Engineering Academy gives high-schoolers
a crash course in design © Aug. 15, 2008, Norwich University Office of Communications
It’s early August, and most of Juckett Hall, headquarters of Norwich University’s David Crawford School of Engineering, is quiet. Just a few summer students occupy classrooms. In a different part of the building, however, it’s another story.
It is Engineering Academy week at Norwich, and 20 high school students are at work on three cars. As part of the session’s challenges, they are given a motor, wood, wheels and Styrofoam to create a vehicle that can drive three laps around the Upper Parade Ground, float on the nearby Dog River, slalom down a mountainside and brake on command.
By Day 3, you can hear hammers pounding. In one room, three high-schoolers hammer away on a pressed wood cutout. The shape is mounted on four small wheels. A tall, wiry teen stands on top, testing its strength.
Rebecca Aidala of Niskayuna, N.Y., watches attentively. She wants to say something, but bites her tongue. She is a counselor and an alumna from last year. “Watching them do it over again, I think what I would do over.

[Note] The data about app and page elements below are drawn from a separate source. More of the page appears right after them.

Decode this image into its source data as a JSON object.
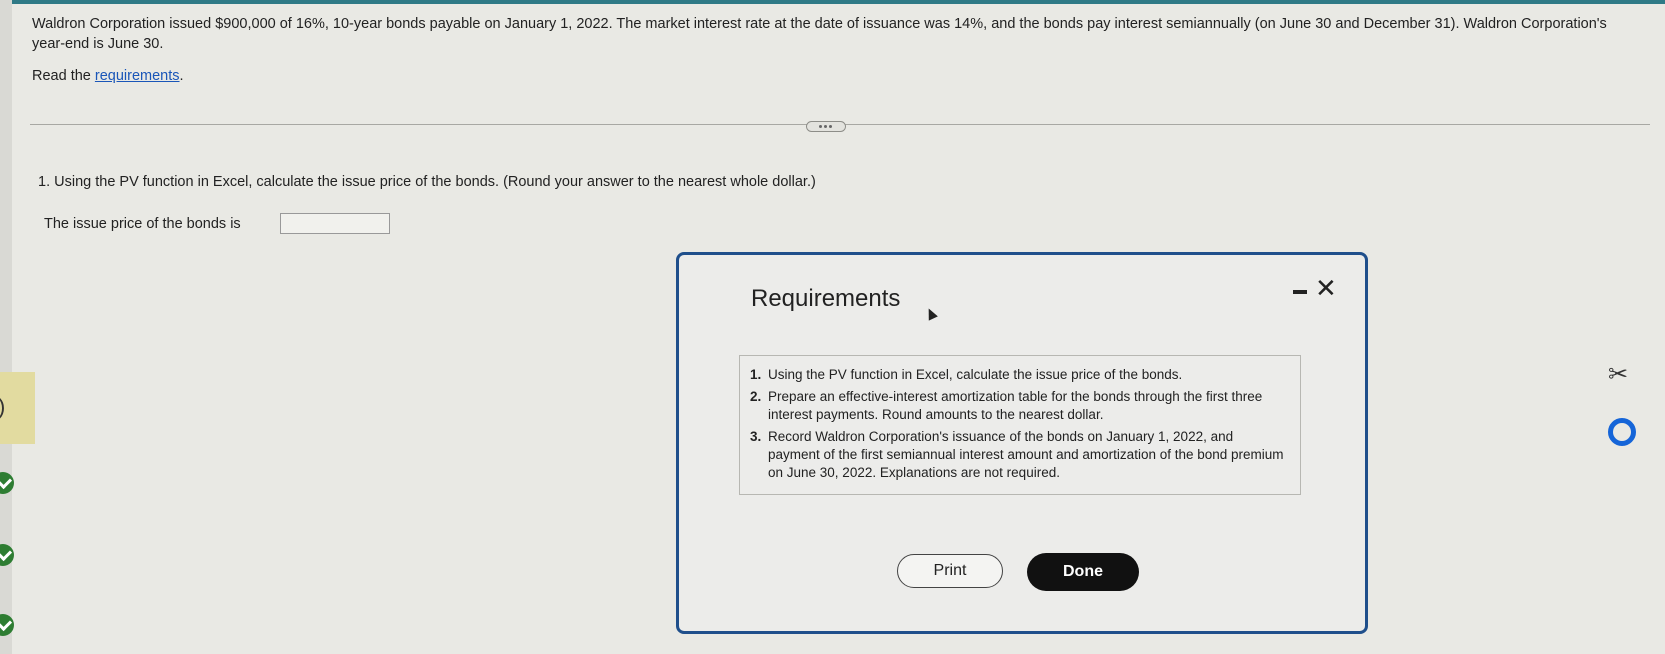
{
  "problem": {
    "text": "Waldron Corporation issued $900,000 of 16%, 10-year bonds payable on January 1, 2022. The market interest rate at the date of issuance was 14%, and the bonds pay interest semiannually (on June 30 and December 31). Waldron Corporation's year-end is June 30.",
    "read_prefix": "Read the ",
    "req_link": "requirements",
    "read_suffix": "."
  },
  "question": {
    "text": "1. Using the PV function in Excel, calculate the issue price of the bonds. (Round your answer to the nearest whole dollar.)",
    "issue_label": "The issue price of the bonds is",
    "issue_value": ""
  },
  "modal": {
    "title": "Requirements",
    "close": "✕",
    "requirements": [
      {
        "num": "1.",
        "text": "Using the PV function in Excel, calculate the issue price of the bonds."
      },
      {
        "num": "2.",
        "text": "Prepare an effective-interest amortization table for the bonds through the first three interest payments. Round amounts to the nearest dollar."
      },
      {
        "num": "3.",
        "text": "Record Waldron Corporation's issuance of the bonds on January 1, 2022, and payment of the first semiannual interest amount and amortization of the bond premium on June 30, 2022. Explanations are not required."
      }
    ],
    "print_label": "Print",
    "done_label": "Done"
  },
  "side": {
    "scissors_glyph": "✂",
    "left_paren": ")"
  },
  "colors": {
    "accent": "#1f4f8b",
    "link": "#1a56b8",
    "check": "#2e7d32",
    "circle_icon": "#1565d8"
  }
}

I’m thinking about what I did wrong and what they are doing wrong,” she said. “And I can’t give away anything!”
Even counselors who never attended the camp are enthralled. “I almost wish I could go to it,” said Rob Burnham, a junior at Norwich, America’s oldest private military college located in Northfield, Vt.
The counselors aren’t always around, so we need to work things out ourselves. It definitely teaches you leadership.
~ AnnMarie Rey, Engineering Academy participant
“These designs are all completely different. So, it’s going to be interesting how they come out,” added NU sophomore Lisa Belisle. “Really interesting.”
“It’s awesome. It’s really fun; a good way to spend the summer,” said Seth Larimore, 17, of Flora, Ind. “It’s so interesting and you get a taste of each engineering [degree program].”
While Larimore knows he wants to be an engineer, AnnMarie Rey of Chicago came to camp with a love of math and science. She left with a new appreciation for the discipline. “Engineering is the field that incorporates those two,” she said.
And with college students acting as counselors, high-schoolers are picking up Norwich values. Teams have to figure out how to work together. One group said they are a “free-for-all,” while others assigned roles. “The counselors aren’t always around, so we need to work things out ourselves,” Rey said. “It definitely teaches you leadership.”
“At the beginning, they all wanted to be leaders ... all wanted to do everything, but as they go on they do start to work together and learn how to collaborate,” said Belisle.
Collaboration was not at the forefront the evening before the contest. Things were starting to go wrong. Team Purple Wild Stallions had to reattach their frame because it was improperly bolted. Down the hall, Team One was in a tizzy.
“The last thing we did last night was sit on [the car] and then it broke,” said Siri Maley, 17, of Philadelphia. “The front was originally mounted at an angle and snapped off, so now we are remounting it vertically.”
At 8 a.m. on contest day participants are exhausted but pumped. The three driving laps are no sweat. The river is another story. It is shallow despite rain the night before. It’s rocky and moving fast. Larimore fords the river for Team One, paddling up a storm. He’s got a group of people behind, pushing. Then a wheel snags on the rocks. Larimore’s teammates lift him and the car out of the water.
The wheel breaks off and they can’t move on to the final contest. They are OK with that, he said, because their car floated best and won the river contest.
The slalom is a steep hill with a winding course set up with construction cones. Manwich driver Erik Troutman, 17, of Schnecksville, Pa., was excited to drive. “I’ve driven go-carts and stuff but nothing like this. If I kill myself, I kill myself,” he said.
Unfortunately, Troutman wasn’t able to get past the third cone. The car’s steering failed and it flipped. Troutman knows the problem, but it’s one he can’t fix. “The wood [frame] expanded in the river and it doesn’t steer well.”
Purple Wild Stallions had more luck. The car, with wood horns facing out, steers beautifully and stops just as it should. They are the obvious winners, but the teams gathered to discuss cars and the camp rather than victories after the contest.
Sixteen-year-old Victoria Ragan of Georgetown, Tex., didn’t want to leave. “I hope to get accepted [to Norwich] because I am having so much fun here,” she said.
Aidala, who will attend in the fall, can relate. She fell in love with the campus during the academy and likes the fact that there are two distinct student lifestyles. “I’m going ‘civie,’ but it’s cool to watch,” she said referring to the Corps of Cadets, Norwich’s military student population.
Burnham agreed. “I came to Norwich for engineering program. I liked the small numbers, how it’s personal with teachers,” he said. “And it’s like I thought it would be—it hasn’t disappointed.”